And the hole in the closet floor? The one I thought was for some old heating vents or something? Well…
My mom came to visit last week, and we needed to find out something about trash and leaf pickup. The second page on the drop-down menu on the city’s website is ADOPT-A-PET. I clicked on it on a whim and found Trouble, a 14 year old cat.
“Oh! We have to get him. If he don’t adopt him, he’ll die alone, in the shelter!” I said.
After some tears (I have too much jeong) and a day of thought, Good Man said we could get a cat if I let him get whatever tiny dogs he wants this summer—even a shaky dog. (Shaky dogs sort of freak me out.)
I said I thought that was fair, and Good Man laughed, “That was my plan all along!”

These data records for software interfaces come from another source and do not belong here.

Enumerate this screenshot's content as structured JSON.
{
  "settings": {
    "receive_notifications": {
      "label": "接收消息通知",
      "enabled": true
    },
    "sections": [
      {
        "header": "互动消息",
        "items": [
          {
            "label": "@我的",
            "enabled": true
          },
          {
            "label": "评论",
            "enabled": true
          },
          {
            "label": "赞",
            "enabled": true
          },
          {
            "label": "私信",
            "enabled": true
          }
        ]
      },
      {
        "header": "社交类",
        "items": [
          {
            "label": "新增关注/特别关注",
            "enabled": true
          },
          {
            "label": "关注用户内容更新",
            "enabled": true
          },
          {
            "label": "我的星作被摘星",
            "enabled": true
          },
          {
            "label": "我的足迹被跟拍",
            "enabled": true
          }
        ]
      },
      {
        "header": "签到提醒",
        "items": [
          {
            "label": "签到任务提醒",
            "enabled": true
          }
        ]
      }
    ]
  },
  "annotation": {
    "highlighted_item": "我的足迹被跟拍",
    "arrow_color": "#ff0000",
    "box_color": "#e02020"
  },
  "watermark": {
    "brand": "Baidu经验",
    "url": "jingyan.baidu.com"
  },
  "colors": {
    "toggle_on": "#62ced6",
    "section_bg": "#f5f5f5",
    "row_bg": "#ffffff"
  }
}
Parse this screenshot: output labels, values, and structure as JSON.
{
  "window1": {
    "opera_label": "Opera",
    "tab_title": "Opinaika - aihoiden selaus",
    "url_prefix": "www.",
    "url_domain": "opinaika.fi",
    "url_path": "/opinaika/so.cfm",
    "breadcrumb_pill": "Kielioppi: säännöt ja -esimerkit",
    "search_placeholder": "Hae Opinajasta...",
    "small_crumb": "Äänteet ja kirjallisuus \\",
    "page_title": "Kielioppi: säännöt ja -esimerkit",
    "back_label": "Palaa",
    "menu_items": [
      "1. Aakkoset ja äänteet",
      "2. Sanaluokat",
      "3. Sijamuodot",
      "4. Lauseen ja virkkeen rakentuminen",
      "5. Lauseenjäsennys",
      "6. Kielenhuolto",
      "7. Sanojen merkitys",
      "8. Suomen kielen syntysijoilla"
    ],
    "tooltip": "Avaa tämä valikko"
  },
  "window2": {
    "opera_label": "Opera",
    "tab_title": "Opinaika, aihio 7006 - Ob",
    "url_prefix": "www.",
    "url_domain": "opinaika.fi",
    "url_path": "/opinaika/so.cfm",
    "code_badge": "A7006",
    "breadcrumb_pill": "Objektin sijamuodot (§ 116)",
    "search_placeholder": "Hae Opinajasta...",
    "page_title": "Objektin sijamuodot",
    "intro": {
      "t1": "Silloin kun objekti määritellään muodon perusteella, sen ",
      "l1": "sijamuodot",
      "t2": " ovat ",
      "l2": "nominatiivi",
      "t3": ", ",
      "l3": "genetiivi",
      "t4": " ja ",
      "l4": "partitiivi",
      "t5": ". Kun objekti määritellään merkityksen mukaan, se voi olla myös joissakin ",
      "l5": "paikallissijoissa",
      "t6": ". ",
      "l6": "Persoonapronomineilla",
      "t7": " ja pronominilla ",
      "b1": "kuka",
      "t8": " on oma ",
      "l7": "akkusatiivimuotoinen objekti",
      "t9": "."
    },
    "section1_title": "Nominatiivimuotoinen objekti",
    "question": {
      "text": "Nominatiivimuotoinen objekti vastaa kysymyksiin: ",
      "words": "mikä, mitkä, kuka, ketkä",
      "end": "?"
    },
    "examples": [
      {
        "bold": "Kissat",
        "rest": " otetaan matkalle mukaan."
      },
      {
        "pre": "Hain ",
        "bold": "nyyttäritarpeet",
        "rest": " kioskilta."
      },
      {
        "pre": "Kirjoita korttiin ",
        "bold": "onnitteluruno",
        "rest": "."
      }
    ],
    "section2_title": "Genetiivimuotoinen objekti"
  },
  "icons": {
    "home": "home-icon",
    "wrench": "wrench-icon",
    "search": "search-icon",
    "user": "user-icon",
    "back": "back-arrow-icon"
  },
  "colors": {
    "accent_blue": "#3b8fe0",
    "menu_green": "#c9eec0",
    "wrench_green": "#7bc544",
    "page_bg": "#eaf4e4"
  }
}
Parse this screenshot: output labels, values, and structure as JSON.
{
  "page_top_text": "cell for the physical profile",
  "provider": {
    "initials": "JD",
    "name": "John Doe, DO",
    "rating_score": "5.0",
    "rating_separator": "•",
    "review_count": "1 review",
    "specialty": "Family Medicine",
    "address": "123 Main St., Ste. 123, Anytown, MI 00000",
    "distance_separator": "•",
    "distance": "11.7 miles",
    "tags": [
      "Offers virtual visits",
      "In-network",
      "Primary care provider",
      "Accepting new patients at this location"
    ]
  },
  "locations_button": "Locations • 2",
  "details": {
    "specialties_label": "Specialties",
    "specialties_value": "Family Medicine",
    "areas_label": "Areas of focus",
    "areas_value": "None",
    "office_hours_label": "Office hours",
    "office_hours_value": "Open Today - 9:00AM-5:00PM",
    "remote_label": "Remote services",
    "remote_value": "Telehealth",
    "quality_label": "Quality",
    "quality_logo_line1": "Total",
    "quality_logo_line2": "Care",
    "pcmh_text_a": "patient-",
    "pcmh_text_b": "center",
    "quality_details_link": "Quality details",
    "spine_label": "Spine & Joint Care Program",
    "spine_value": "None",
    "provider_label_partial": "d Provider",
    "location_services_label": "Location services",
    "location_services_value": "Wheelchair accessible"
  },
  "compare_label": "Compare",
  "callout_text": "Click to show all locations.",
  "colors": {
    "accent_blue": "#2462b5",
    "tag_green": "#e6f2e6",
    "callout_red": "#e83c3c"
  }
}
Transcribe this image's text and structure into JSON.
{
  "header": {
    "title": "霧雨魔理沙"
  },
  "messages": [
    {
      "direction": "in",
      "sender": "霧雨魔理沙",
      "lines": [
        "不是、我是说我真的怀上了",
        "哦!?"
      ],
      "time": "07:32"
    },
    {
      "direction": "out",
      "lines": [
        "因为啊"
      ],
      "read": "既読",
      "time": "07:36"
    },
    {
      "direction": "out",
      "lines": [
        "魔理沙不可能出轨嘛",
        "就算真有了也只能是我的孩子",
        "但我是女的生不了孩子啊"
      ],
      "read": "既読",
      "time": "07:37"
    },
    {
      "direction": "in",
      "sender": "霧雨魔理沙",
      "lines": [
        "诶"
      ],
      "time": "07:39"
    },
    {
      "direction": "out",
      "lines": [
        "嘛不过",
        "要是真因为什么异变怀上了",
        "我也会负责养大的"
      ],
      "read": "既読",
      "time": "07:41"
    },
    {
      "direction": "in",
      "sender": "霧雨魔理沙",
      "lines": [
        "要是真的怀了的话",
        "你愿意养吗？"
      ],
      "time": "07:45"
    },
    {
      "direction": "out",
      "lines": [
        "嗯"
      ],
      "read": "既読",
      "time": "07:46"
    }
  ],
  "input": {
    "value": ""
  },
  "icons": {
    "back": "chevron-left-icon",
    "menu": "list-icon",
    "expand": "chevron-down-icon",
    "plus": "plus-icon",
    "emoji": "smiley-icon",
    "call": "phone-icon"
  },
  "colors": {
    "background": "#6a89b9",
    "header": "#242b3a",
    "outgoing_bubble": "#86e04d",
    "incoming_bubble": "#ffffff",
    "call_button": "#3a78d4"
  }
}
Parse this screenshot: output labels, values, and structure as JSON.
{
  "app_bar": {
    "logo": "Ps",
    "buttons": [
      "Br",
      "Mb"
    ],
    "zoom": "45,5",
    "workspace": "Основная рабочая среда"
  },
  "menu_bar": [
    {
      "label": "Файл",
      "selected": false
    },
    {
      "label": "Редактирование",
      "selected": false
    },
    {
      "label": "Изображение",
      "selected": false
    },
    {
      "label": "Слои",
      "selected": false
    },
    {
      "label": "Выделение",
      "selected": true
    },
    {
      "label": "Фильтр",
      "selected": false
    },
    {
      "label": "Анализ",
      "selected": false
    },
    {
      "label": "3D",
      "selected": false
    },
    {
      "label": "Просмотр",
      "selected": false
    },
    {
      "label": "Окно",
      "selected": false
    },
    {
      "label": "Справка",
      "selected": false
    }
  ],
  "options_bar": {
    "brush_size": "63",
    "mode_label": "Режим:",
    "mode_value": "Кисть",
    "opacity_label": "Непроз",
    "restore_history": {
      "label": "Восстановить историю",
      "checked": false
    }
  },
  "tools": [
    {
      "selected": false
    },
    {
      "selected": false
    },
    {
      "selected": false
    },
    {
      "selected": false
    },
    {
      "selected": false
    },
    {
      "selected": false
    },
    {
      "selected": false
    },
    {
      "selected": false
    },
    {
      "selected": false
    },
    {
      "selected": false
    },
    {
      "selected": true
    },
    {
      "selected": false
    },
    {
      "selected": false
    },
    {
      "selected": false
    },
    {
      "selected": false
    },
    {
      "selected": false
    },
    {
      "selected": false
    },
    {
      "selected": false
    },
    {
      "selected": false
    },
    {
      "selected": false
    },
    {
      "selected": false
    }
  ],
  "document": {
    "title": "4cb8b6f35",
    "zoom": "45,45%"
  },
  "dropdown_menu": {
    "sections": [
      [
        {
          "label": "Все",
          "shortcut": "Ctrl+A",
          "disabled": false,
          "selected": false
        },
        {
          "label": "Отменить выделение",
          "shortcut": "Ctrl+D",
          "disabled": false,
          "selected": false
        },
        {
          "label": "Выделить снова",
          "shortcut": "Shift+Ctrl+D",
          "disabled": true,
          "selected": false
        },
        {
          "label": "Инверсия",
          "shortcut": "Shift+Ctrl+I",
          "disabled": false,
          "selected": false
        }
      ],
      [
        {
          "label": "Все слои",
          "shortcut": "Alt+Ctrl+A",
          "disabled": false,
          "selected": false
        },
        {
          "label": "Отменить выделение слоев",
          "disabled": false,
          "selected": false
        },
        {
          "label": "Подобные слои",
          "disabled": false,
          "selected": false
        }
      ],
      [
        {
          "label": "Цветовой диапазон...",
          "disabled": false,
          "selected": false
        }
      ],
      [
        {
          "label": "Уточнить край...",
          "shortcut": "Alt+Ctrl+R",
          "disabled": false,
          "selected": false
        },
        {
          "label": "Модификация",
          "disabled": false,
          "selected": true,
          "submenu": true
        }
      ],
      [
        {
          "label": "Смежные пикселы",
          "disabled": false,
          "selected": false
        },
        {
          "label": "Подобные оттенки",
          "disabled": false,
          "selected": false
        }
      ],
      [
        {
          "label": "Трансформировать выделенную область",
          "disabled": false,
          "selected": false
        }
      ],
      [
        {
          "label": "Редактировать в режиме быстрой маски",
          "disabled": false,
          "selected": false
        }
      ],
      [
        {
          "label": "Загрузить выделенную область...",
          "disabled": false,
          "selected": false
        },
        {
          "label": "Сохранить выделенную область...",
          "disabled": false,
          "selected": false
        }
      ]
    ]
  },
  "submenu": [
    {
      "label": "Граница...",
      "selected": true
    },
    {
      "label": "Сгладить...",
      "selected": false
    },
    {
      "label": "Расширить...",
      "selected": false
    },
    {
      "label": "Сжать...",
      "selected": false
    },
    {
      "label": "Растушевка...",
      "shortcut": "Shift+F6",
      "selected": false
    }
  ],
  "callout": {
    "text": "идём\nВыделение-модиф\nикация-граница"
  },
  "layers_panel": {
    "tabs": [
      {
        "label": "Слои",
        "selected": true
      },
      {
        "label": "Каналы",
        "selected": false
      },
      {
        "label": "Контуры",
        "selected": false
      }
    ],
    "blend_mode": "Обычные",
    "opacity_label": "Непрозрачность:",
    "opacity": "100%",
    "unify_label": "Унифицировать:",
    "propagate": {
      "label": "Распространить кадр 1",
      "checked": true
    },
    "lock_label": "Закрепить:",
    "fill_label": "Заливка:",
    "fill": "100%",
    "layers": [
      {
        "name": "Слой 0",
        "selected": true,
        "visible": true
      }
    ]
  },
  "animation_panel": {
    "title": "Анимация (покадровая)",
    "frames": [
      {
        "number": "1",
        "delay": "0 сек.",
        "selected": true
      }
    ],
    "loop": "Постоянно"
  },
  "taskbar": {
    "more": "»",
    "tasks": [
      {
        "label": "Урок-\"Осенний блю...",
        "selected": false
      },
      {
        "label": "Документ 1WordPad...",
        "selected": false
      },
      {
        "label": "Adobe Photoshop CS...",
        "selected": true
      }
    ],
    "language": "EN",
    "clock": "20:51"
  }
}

We met Trouble on Tuesday, after Frankenstorm Sandy blew through. He seemed friendly enough, if not a little shy. He had been in the shelter for nearly four months!
We adopted him Wednesday, took him home and…!
In three minutes flat, he disappeared in the house.
We searched all over. All of the rooms, all of the floors, including the basement. I was panicked, concerned that we had left the kitchen door open, and that he had darted out the door. A black cat, out on Halloween?
Finally, I calmed down enough to notice little kitty pawprints in the dust of the closet.
“He went down the hole!” I said. “Oh my God, what if he’s trapped somewhere?”
Good Man poked around the hole with a flashlight and got dusty, but didn’t see Trouble.
Dusty Good Man
We searched downstairs and I finally saw a lone, furry tail.
There He Is!
It turns out there is essentially a tunnel built into the ceiling of the basement. I truly think this was created for a cat!
We left a trail of treats outside of the hole. Trouble jumped out, and we thought we had won! We ran back upstairs and Trouble jumped back into his hiding spot. For the next few hours, he jumped out just long enough to grab the next treat before hiding again.
After a few hours Trouble did come out and start marking us and the house as his. By the end of the night, he was purring (which Good Man had never heard!), cuddling, meowing, and eating.
But Good Man really wants to change his name. “Names are too important. They have consequences.” He’s thinking Black Jack instead.